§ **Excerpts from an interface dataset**
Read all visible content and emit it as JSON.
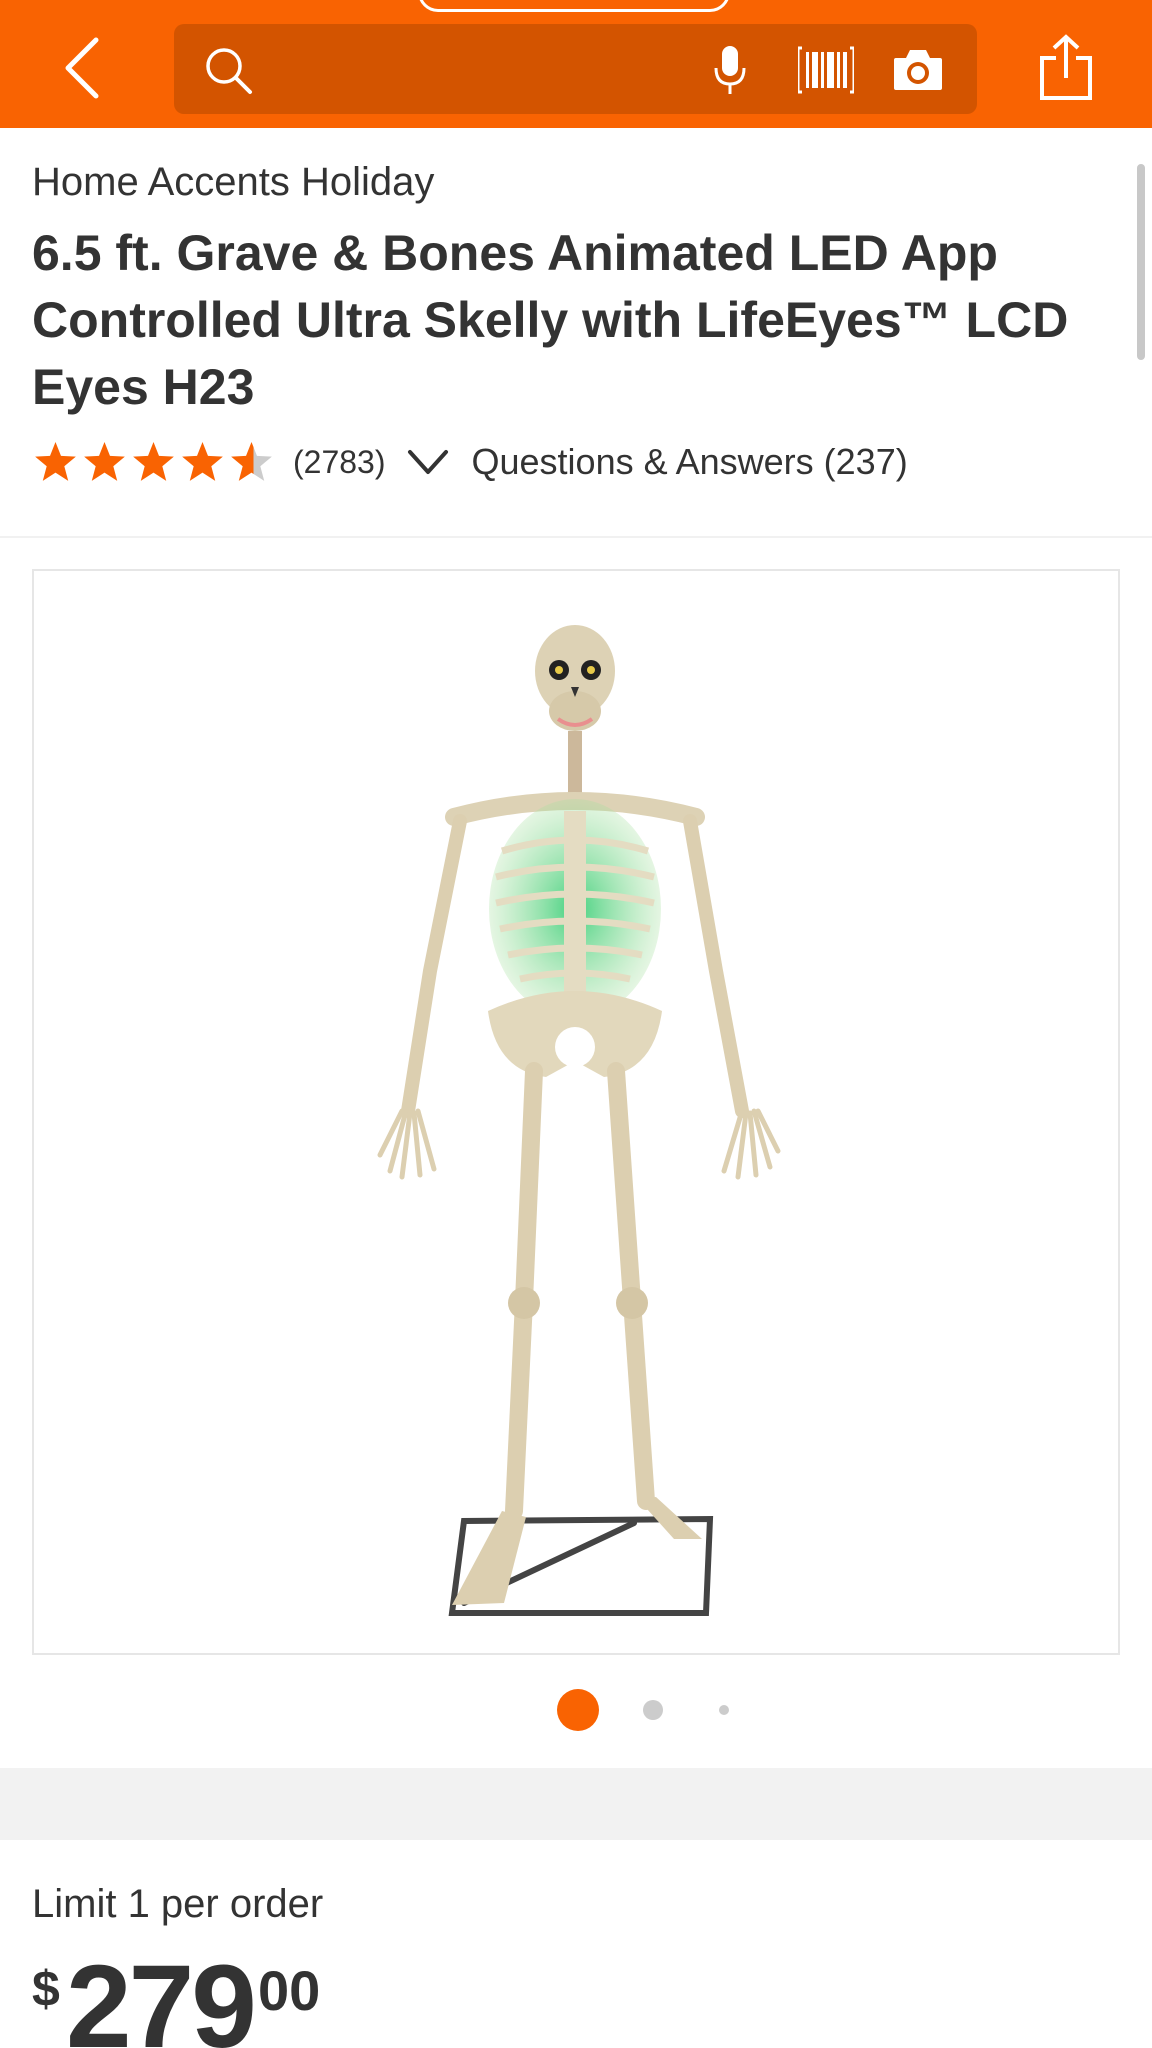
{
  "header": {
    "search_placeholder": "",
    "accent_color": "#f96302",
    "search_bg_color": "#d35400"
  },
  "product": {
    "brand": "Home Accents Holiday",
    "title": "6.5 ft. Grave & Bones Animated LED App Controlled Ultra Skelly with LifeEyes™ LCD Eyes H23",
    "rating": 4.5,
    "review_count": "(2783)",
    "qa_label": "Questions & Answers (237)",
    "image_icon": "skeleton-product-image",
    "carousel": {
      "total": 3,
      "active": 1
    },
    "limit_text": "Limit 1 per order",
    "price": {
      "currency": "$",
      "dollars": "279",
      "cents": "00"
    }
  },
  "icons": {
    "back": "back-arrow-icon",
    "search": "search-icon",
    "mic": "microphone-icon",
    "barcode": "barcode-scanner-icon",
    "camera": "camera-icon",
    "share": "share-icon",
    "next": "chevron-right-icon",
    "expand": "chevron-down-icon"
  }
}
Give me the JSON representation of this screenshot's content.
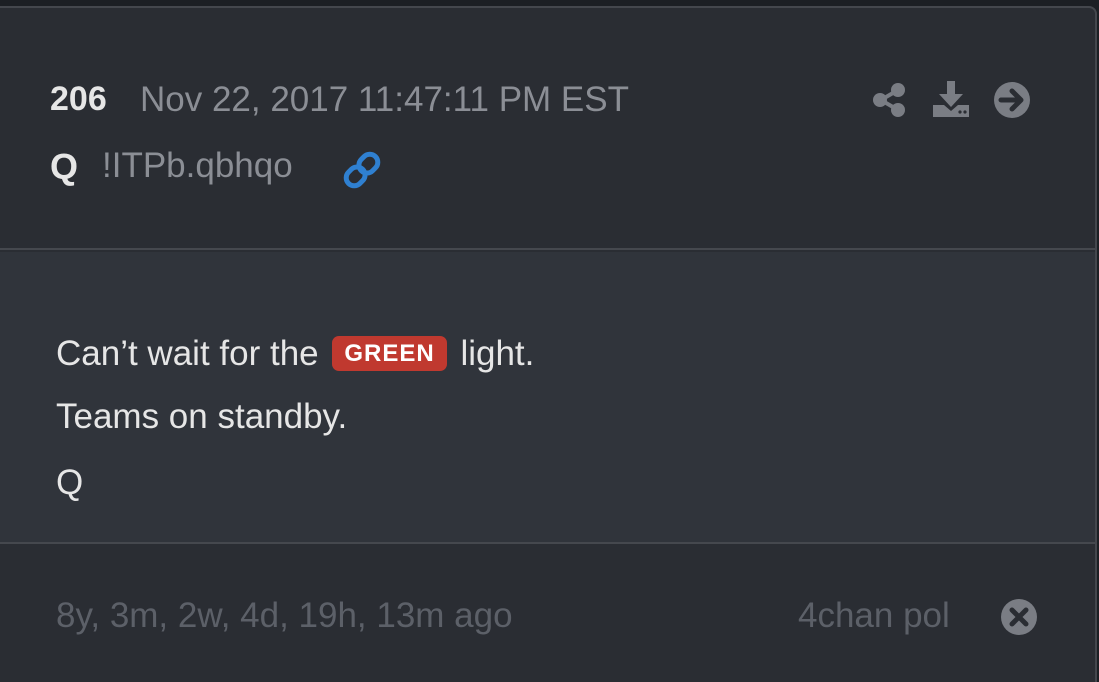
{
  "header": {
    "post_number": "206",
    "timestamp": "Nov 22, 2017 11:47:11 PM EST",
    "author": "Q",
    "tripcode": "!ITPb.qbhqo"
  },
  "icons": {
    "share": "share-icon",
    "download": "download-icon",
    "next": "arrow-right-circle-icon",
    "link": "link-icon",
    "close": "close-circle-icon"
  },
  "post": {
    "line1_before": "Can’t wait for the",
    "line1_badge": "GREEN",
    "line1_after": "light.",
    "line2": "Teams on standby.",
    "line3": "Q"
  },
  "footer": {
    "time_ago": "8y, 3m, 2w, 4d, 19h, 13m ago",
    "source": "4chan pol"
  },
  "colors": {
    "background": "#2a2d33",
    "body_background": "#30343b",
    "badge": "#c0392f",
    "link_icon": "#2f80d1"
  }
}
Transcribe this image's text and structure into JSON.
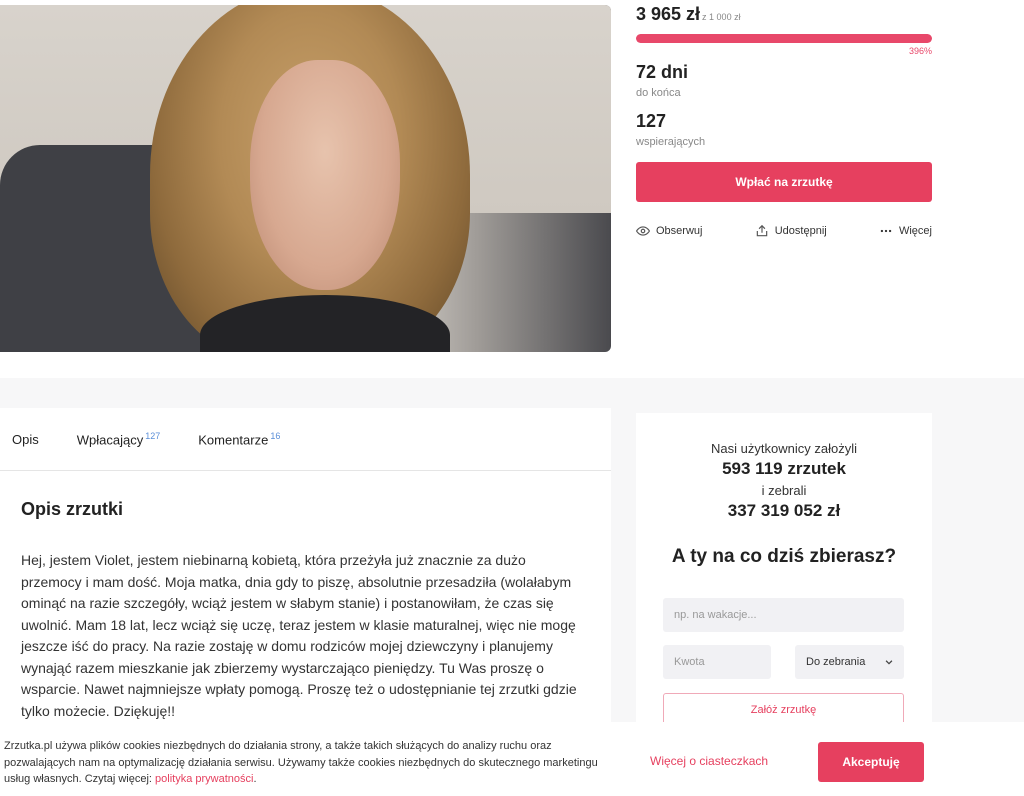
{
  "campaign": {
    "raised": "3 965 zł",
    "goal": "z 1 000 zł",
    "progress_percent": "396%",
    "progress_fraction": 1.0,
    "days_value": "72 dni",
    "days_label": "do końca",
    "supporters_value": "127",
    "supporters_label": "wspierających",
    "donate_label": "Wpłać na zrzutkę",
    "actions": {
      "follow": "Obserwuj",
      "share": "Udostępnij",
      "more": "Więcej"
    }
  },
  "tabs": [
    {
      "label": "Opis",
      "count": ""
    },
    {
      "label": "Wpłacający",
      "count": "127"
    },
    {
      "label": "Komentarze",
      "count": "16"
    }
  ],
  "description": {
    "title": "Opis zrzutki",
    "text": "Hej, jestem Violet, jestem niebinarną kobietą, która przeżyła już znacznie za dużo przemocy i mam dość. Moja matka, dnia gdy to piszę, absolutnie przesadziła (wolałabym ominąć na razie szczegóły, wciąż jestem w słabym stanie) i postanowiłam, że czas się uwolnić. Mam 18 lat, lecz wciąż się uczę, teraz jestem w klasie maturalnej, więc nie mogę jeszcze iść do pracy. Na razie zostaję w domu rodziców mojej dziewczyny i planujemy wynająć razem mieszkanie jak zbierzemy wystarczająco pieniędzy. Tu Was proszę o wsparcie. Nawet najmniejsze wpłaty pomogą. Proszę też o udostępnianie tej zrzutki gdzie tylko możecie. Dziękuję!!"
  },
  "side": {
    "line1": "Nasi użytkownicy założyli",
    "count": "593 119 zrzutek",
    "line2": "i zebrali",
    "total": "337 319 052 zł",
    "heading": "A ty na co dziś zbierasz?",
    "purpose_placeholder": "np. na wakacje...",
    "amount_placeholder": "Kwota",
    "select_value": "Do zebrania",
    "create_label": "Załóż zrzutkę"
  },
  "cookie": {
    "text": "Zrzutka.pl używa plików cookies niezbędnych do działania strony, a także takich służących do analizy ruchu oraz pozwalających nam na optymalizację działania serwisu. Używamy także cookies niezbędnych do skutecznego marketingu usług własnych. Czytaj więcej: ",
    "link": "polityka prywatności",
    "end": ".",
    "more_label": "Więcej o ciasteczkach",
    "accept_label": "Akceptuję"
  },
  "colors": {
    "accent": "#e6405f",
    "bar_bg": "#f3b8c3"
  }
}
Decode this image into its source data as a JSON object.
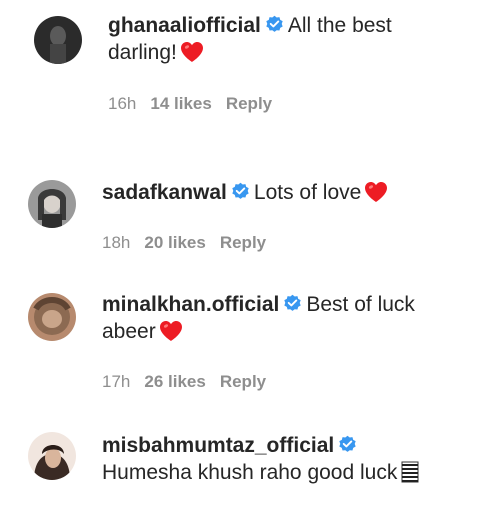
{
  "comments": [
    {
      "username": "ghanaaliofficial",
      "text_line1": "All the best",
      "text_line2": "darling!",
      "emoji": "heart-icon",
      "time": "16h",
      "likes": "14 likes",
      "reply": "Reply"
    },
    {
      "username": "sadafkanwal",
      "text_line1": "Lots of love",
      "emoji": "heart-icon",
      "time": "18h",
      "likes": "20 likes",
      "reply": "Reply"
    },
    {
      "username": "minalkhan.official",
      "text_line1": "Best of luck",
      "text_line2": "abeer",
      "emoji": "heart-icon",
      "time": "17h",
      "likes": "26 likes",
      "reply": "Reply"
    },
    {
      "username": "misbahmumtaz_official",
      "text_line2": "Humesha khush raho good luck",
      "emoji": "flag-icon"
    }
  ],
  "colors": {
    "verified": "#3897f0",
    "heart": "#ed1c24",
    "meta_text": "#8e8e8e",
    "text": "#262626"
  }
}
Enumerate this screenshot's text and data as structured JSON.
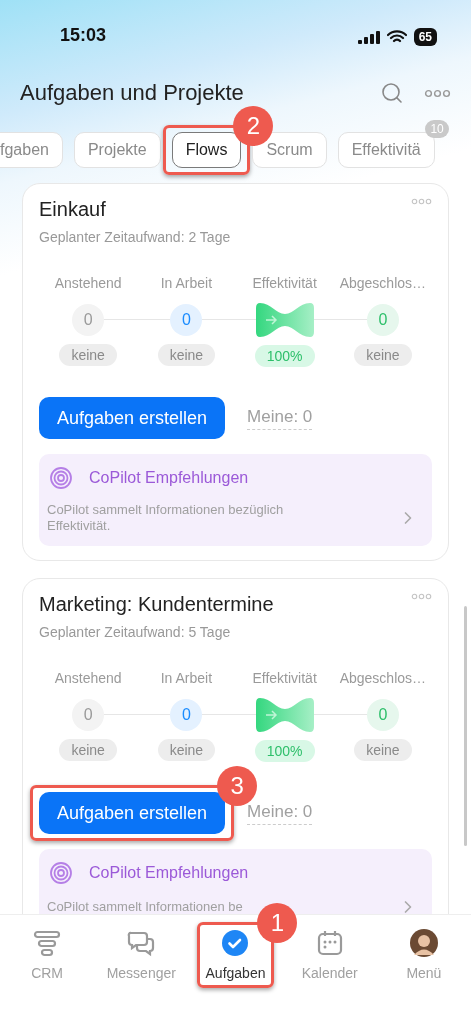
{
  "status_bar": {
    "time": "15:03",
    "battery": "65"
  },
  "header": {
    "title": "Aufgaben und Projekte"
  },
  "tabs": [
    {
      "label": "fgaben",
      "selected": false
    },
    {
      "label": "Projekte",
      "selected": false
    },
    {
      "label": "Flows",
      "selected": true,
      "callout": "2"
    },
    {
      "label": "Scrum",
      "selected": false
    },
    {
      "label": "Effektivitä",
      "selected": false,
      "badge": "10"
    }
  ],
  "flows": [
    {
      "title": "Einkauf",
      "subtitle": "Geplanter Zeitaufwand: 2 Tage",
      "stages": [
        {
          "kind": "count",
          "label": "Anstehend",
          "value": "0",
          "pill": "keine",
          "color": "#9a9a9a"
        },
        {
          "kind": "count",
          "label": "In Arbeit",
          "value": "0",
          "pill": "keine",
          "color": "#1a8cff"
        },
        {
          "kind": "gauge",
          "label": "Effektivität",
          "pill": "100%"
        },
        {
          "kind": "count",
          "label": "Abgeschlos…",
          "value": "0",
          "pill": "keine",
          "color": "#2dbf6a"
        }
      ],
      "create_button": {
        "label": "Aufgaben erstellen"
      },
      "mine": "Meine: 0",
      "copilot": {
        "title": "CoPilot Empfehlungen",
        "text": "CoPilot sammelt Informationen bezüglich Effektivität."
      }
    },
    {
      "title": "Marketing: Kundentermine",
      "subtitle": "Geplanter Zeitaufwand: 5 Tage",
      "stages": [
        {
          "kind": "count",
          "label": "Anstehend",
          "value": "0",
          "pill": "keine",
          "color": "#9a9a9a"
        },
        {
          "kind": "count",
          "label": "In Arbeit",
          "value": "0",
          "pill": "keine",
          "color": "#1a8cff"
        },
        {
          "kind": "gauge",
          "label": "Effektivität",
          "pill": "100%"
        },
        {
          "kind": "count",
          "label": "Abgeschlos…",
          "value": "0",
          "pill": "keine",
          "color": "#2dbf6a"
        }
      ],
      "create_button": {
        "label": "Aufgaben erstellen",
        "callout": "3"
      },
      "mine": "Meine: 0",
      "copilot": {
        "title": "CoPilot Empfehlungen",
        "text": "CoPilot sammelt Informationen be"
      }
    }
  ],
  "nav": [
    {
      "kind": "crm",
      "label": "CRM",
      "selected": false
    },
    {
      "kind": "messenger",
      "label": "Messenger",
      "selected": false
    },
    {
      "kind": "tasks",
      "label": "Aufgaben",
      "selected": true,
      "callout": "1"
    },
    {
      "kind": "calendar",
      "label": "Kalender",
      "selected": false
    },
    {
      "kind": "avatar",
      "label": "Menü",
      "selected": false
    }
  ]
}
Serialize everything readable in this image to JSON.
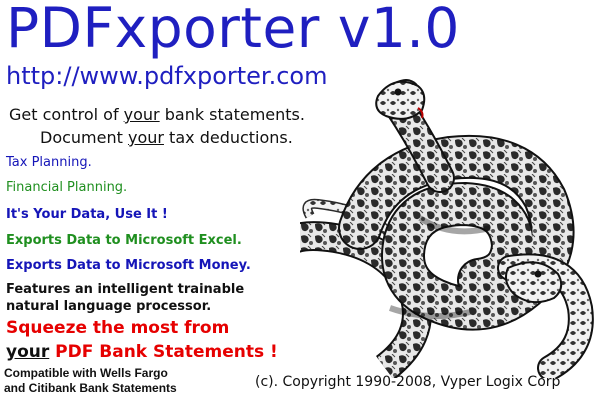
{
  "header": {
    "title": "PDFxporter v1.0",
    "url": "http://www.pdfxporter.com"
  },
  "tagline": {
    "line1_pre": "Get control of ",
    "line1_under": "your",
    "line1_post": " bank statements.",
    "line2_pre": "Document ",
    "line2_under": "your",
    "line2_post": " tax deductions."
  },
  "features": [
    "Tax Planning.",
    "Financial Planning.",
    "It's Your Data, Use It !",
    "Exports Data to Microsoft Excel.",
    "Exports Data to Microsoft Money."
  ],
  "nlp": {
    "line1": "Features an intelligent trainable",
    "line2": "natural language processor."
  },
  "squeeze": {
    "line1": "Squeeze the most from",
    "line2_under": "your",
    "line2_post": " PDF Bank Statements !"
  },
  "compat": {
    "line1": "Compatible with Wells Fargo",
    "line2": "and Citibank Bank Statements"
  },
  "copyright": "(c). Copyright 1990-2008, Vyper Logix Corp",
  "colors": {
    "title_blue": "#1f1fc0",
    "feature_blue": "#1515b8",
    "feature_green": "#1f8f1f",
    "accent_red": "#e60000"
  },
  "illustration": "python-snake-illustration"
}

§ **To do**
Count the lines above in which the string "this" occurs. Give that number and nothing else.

§ **Task solution**
5